Study Guide

Unbroken Albatross

By Laura Hillenbrand

Albatross

Through the Fog it Came

An actual albatross lands on Louie's raft while he, Phil, and Mac are adrift at sea. Ignoring the warning from Coleridge's "Rime of the Ancient Mariner," Louie strangles the bird. They try to eat it, but its meat is too stinky to consume—the good news though, is that they make it into fish bait. Phew. Louie considers the whole "bad luck to kill an Albatross" thing, but tells himself "what more bad luck could they have?" (3.14.16)
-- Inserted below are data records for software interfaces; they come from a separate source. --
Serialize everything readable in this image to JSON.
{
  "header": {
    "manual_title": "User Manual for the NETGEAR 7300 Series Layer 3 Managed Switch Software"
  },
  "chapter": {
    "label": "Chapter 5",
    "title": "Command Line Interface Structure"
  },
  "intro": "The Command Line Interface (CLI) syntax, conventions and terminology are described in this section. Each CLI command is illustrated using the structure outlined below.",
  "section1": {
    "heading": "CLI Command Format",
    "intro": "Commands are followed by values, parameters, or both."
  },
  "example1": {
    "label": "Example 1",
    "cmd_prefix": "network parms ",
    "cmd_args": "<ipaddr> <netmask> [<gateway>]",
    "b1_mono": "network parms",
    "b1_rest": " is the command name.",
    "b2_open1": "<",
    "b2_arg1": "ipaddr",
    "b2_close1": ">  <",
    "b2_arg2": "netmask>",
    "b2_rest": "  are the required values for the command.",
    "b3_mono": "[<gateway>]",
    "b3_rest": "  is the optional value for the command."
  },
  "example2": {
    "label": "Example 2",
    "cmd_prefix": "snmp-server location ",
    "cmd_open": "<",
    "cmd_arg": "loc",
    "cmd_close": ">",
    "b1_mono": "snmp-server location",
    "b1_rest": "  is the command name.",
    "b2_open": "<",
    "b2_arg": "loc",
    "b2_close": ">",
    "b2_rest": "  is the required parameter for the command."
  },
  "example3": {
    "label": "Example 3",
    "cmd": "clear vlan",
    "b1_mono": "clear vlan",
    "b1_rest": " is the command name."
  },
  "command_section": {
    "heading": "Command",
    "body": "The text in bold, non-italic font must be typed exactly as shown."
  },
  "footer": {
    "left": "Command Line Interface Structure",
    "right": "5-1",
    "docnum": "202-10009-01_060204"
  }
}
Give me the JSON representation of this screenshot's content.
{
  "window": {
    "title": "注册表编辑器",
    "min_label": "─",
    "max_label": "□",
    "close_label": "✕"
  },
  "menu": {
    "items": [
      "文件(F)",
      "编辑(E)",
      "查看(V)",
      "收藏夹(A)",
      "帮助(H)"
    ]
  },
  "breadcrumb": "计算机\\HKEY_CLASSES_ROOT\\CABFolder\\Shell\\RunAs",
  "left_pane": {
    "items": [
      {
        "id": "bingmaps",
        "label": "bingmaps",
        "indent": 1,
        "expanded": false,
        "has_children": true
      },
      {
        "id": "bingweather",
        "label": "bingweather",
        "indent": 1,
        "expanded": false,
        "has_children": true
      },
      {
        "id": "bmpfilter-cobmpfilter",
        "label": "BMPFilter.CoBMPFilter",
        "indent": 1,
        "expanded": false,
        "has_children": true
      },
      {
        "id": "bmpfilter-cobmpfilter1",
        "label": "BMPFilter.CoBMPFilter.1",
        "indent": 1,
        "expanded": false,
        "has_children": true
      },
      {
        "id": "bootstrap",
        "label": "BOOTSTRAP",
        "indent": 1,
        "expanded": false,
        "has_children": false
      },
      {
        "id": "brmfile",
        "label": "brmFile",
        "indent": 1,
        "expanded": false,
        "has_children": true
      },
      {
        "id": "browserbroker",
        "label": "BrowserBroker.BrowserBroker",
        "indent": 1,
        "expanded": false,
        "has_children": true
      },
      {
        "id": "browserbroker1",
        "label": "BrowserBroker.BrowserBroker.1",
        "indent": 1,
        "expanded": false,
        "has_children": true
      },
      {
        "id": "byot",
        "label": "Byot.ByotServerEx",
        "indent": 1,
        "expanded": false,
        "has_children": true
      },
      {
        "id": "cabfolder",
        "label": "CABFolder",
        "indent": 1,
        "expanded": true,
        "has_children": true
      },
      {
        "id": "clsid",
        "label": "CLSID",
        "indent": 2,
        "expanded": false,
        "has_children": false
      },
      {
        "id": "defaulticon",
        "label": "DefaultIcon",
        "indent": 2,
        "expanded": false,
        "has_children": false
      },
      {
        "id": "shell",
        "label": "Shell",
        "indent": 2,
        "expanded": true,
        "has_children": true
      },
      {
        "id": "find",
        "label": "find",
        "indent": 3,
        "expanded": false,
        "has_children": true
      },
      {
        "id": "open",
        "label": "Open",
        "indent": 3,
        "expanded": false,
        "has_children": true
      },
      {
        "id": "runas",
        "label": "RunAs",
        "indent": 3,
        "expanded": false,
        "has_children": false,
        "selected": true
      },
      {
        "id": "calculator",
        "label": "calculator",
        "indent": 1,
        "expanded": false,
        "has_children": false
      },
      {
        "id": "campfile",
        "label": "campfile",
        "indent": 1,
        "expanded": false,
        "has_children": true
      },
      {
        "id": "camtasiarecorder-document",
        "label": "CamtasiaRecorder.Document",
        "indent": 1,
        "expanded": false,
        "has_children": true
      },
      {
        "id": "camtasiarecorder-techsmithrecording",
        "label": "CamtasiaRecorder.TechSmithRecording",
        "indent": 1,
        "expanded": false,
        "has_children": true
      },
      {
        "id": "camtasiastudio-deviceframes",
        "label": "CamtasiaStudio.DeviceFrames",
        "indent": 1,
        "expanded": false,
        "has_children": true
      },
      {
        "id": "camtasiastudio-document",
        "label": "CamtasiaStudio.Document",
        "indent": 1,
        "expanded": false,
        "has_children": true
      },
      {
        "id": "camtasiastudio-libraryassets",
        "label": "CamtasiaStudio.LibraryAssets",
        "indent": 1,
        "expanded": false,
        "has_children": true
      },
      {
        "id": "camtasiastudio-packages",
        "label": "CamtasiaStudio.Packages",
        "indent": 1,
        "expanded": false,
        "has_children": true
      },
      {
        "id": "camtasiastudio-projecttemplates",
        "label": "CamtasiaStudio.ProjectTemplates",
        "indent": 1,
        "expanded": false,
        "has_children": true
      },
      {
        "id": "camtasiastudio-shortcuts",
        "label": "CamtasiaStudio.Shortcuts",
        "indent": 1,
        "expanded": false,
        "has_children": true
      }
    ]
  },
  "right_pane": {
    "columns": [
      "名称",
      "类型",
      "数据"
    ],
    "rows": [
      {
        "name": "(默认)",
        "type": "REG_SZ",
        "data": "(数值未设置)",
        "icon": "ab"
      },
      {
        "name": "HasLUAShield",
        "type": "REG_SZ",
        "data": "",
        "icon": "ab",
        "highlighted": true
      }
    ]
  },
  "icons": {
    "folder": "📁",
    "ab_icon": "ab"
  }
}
We're not superstitious enough to attribute the terrible things that happen to Louie and Phil to the unlucky strangling of a bird, but their luck goes from bad to OMG worse. As they're shuffled from POW camp to POW camp, Louie is haunted by an albatross of his own: the guard they call the Bird. Evil Albatross would be a more appropriate nickname for this cruel man whom Louie can't get off his neck. It's a twist on the symbolism from Coleridge's poem, but it's about as dark a reference as they come.